What can I do if I suffer from smell loss?
There are several actions that we recommend to take, some of which are detailed below.
What many people do not know is that you can train your sense of smell. By consciously smelling a number of scents every day, you can train the olfactory function. The idea behind smell training is that you re-link ”smells” to actual situations or objects. To train your sense
of smell there are smell training kits available. More information about smell training can be found on this page.
Register for a survey
The University of Wageningen in the Netherlands is conducting research into the smell and loss of taste in the corona virus in a worldwide collaboration. You could be part of the test panel by answering some questions that contribute to the research. By participating in this
study, researchers can gain more clarity about the treatment and the cause of the loss of smell. The GCCR invites everyone who thinks they have had COVID-19 in the past two weeks to complete the questionnaire, which consists of questions such as: ‘Do you find chili pepper
to be more or less spicy?’ ‘Does garbage smell less bad than usual?’; and ‘Have you been diagnosed with COVID-19?’ In addition, participants are asked whether they suffer from other conditions that may be associated with a loss of smell and taste, such as hay fever
or diabetes – this is to ensure that the symptoms are in fact caused by COVID-19.
Visit your doctor
A visit to a doctor is a logical but also important step. As mentioned earlier, loss of smell can be linked to hay fever and diabetes, but also to Parkinson’s disease. It is therefore useful to have yourself examined.
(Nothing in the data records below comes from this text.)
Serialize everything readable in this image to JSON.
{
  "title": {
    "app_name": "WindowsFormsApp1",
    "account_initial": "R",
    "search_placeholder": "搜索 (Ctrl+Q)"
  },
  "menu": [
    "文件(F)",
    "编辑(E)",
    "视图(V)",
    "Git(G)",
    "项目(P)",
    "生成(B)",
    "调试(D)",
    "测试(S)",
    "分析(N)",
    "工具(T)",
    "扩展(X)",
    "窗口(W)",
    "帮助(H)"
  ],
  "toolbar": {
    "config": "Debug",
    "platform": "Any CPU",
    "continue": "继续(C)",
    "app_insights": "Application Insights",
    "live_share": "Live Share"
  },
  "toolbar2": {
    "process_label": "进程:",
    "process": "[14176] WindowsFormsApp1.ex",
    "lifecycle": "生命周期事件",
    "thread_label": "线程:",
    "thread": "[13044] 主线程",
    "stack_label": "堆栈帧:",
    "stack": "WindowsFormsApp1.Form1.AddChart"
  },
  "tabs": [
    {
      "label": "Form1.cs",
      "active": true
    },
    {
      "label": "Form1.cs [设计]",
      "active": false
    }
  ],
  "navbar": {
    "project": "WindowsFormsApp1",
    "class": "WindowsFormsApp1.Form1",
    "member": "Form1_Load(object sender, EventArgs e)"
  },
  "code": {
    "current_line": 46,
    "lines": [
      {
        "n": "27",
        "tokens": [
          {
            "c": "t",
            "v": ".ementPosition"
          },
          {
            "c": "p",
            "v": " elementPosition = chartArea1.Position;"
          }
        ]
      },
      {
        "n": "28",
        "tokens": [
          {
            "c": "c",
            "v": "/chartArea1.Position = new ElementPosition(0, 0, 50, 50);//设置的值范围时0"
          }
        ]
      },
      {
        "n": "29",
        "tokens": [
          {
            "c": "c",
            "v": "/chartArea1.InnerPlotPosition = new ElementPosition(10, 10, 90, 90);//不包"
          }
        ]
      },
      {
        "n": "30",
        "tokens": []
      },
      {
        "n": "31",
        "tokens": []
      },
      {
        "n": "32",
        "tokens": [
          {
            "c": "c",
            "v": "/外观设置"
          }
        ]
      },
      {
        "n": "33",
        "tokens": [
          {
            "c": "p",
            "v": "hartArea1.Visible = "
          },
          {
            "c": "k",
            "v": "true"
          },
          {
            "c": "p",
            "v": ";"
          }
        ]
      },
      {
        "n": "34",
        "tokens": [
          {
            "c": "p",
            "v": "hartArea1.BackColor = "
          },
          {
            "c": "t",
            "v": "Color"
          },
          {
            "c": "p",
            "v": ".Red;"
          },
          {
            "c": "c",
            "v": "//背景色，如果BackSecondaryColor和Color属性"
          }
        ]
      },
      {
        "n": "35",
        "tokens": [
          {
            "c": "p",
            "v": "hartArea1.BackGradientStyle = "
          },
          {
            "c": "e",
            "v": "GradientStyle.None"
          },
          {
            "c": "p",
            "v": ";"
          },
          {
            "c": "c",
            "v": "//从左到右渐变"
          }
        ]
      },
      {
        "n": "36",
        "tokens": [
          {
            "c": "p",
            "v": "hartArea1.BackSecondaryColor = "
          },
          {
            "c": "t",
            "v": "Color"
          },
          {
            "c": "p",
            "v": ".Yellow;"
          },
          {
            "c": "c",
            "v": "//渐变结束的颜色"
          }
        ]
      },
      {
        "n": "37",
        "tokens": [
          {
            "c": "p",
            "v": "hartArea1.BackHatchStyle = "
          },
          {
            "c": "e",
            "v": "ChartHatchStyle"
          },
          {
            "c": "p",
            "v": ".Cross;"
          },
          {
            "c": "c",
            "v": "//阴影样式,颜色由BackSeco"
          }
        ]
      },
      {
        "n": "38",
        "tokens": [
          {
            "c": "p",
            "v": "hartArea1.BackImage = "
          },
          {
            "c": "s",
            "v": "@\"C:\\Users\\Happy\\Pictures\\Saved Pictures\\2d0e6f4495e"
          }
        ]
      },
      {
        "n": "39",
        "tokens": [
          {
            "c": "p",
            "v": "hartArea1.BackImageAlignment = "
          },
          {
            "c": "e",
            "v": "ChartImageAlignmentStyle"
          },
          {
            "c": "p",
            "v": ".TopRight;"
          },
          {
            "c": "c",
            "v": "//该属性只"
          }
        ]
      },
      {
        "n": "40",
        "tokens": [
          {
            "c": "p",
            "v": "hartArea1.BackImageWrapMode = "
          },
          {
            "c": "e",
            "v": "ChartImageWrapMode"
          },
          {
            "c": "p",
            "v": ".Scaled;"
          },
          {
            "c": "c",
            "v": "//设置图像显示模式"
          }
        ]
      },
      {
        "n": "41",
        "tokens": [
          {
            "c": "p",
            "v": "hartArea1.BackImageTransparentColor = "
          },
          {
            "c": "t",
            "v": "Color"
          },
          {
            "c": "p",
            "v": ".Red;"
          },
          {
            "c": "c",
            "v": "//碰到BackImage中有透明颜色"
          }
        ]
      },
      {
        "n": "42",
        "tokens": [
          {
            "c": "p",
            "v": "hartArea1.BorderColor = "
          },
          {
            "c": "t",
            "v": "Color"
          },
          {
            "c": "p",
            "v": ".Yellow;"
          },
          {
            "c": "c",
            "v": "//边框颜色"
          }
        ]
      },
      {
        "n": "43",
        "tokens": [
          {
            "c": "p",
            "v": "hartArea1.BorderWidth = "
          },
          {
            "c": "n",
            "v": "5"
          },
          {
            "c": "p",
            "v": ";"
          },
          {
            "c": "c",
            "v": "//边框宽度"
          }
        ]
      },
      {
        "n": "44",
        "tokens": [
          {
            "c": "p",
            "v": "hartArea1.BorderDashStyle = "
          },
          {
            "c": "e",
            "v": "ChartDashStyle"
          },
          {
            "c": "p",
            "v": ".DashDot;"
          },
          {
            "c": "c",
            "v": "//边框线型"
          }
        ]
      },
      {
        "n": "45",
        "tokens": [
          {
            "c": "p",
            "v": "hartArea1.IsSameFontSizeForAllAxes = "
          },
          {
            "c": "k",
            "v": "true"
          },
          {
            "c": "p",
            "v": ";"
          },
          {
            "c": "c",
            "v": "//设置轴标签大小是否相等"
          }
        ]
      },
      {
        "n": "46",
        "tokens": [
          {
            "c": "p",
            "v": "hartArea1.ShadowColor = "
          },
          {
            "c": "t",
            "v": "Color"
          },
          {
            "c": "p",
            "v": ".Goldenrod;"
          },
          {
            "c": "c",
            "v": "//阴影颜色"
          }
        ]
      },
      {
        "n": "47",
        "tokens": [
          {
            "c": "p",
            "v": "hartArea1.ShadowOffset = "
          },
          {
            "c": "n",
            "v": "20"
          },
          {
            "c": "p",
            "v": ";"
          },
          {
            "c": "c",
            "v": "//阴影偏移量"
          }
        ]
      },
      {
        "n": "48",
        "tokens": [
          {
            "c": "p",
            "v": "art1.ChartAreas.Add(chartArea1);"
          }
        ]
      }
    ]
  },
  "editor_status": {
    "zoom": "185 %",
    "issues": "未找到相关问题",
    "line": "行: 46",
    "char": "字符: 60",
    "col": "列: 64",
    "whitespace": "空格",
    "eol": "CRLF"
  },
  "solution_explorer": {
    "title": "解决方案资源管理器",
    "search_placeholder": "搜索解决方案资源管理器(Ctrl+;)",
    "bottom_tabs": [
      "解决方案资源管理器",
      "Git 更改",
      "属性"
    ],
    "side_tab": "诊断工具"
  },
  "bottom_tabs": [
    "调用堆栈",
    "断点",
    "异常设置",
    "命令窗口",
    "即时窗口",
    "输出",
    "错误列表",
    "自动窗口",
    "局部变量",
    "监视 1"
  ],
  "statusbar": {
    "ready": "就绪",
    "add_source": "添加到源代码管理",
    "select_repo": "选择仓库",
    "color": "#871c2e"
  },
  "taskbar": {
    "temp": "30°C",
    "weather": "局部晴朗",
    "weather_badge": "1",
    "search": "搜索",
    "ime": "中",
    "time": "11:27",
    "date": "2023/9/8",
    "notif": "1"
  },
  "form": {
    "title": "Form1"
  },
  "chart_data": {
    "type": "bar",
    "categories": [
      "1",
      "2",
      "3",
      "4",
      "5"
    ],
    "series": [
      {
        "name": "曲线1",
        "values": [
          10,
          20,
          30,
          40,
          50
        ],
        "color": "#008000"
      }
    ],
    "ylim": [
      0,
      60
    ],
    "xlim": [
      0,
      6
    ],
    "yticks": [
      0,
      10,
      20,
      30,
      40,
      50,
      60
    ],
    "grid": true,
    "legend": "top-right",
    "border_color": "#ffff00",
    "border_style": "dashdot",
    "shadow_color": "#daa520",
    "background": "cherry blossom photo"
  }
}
There also hospitals worldwide who have a specialized department
for ear, nose and throat treatments and research.